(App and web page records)
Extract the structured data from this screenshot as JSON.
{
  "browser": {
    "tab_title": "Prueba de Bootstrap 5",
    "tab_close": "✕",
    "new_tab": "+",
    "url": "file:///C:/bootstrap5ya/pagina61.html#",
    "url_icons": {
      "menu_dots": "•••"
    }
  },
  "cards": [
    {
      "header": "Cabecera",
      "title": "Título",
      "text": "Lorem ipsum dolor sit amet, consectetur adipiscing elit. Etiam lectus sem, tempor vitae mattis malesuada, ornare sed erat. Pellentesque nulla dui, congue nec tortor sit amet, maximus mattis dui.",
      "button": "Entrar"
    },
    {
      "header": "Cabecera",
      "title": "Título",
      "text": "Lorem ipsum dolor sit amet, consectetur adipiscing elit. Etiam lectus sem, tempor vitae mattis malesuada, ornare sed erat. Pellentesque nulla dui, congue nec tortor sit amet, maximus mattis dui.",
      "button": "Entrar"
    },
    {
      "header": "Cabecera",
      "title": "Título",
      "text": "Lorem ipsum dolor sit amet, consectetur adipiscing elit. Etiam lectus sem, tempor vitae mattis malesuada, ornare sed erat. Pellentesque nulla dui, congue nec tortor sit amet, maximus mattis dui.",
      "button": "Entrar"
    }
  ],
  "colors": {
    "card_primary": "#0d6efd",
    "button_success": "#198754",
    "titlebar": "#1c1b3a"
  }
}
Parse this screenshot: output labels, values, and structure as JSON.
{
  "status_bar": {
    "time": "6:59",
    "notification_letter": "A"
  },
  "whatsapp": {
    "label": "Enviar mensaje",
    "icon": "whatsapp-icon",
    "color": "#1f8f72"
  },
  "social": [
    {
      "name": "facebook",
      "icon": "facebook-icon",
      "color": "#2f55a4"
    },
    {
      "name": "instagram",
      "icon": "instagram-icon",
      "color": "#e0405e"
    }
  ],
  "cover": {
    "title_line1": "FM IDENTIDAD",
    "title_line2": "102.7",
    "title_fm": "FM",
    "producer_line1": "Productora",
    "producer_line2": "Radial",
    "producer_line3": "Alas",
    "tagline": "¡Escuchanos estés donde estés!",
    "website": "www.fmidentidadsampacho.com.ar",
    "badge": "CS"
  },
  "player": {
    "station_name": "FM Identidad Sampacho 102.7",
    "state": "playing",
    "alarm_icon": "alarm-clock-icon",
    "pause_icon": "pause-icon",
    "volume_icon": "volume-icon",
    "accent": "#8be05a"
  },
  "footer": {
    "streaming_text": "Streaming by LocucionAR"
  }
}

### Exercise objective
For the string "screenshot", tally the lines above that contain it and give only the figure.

### Answer for the task
2